Trying to utilize Computational creativity in architecture, Genetic algorithms developed in computer science are used to evolve designs on a computer, and some of these are proposed and built as actual structures. Since these new architectural tendencies emerged, many theorists and architects have been working on these issues, developing theories and ideas such as Patrick Schumacher's Parametricism.
In contemporary architectural discourse theory has become more concerned with its position within culture generally, and thought in particular. This is why university courses on architecture theory may often spend just as much time discussing philosophy and cultural studies as buildings, and why advanced postgraduate research and doctoral dissertations focus on philosophical topics in connection with architectural humanities. Some architectural theorists aim at discussing philosophical themes, or engage in direct dialogues with philosophers, as in the case of Peter Eisenman's and Bernard Tschumi's interest in Derrida's thought, or Anthony Vidler's interest in the works of Freud and Lacan, in addition to an interest in Gaston Bachelard's Poetics of Space or texts by Gilles Deleuze. This has also been the case with educators in academia like Dalibor Vesely or Alberto-Perez Gomez, and in more recent years this philosophical orientation has been reinforced through the research of a new generation of theorists (E.G. Jeffrey Kipnis or Sanford Kwinter). Similarly, we can refer to contemporary architects who are interested in philosophy and cultural studies. Some are interested in phenomenology, like Christian Norberg-Schulz, or specialize as philosophers and historians of science, such as Nader El-Bizri who is also a notable phenomenologist (especially in Heidegger studies). Others, like Manfredo Tafuri, are interested in new ontological definitions of architecture tracing a new notion of modernity in architecture. The notion that theory entails critique also stemmed from post-structural literary studies in the work of many other theorists and architects, such as Mark Wigley, among others. In their theories, architecture is compared to a language which can be invented and re-invented every time it is used. This theory influenced the so-called deconstructivist architecture. In contrast, network society innovators, especially Silicon Valley software developers, have embraced Christopher Alexander's emphasis on The Timeless Way of Building (1979) based on pattern languages that are optimized on-site as construction unfolds.

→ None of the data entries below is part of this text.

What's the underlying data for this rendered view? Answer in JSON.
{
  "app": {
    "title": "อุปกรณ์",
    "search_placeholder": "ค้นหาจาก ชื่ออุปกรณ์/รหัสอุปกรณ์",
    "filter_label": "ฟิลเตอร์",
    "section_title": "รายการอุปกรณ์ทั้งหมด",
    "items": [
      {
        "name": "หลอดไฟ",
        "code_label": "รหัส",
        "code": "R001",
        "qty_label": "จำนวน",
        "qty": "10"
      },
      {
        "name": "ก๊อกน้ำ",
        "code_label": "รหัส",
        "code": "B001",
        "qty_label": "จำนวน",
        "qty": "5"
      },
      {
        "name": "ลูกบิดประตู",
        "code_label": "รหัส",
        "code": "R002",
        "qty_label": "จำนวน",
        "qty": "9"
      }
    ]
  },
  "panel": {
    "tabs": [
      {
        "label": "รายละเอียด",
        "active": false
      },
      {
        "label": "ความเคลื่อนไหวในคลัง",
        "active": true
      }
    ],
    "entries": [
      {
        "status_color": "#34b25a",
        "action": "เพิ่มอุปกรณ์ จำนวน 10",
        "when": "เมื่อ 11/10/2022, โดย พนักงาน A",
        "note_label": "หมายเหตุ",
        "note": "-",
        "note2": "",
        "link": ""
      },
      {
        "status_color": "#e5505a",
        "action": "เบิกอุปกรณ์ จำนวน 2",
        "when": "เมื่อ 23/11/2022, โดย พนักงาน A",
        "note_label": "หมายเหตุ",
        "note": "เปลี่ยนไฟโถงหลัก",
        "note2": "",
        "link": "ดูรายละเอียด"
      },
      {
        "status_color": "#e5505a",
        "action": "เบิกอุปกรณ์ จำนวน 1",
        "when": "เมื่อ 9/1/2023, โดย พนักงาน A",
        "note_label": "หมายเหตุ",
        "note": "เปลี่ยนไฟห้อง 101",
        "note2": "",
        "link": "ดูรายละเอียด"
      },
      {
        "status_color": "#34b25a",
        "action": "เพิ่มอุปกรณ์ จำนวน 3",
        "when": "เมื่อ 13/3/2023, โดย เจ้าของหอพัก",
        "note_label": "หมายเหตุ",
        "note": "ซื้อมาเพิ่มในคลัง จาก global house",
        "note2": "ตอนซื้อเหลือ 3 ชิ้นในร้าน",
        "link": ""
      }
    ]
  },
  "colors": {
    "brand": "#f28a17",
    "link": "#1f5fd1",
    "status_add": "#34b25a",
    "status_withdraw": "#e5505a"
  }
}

Since 2000, architectural theory has also had to face the rapid rise of urbanism and globalization. By developing a new understanding of the city, many theorists developed new understandings of the urban conditions of our planet (E.G. Rem Koolhaas's Bigness). Interests in fragmentation and architecture as transient objects further affected such thinking (e.g. the concern for employing high technology), but also related to general concerns such as ecology, mass media, and economism.
In the past decade, there has been the emergence of the so-called "Digital" Architecture. Several currents and design methodologies are being developed simultaneously, some of which reinforce each other, whereas others work in opposition. One of these trends is Biomimicry, which is the process of examining nature, its models, systems, processes, and elements, to emulate or take inspiration from them in order to solve human problems. Architects also design organic-looking buildings in the attempt to develop a new formal language. Another trend is the exploration of those computational techniques that are influenced by algorithms relevant to biological processes and sometimes referred to as Digital morphogenesis. Trying to utilize Computational creativity in architecture, Genetic algorithms developed in computer science are used to evolve designs on a computer, and some of these are proposed and built as actual structures. Since these new architectural tendencies emerged, many theorists and architects have been working on these issues, developing theories and ideas such as Patrick Schumacher's Parametricism.
Nonetheless, there is no evidence for claiming that we are witnessing the birth of an entirely new type of architectural theory and practice. Contemporary architecture's theoretical world is plural and multicolored. There are different dominant schools of architectural theory which are based on linguistic analysis, philosophy, post-structuralism, or cultural theory. For instance, there is emerging interest in the re-discovery of the post-modernist project (Sam Jacob), in the definition of new radical tendencies of architecture and its implication in the development of cities (Pier Vittorio Aureli), and in a new formalist approach to architecture through the appropriation of concepts from the Object Oriented philosophy (Peter Trummer or Tom Wiscombe). It is too early, however, to say whether any of these explorations will have widespread or lasting impact on architecture.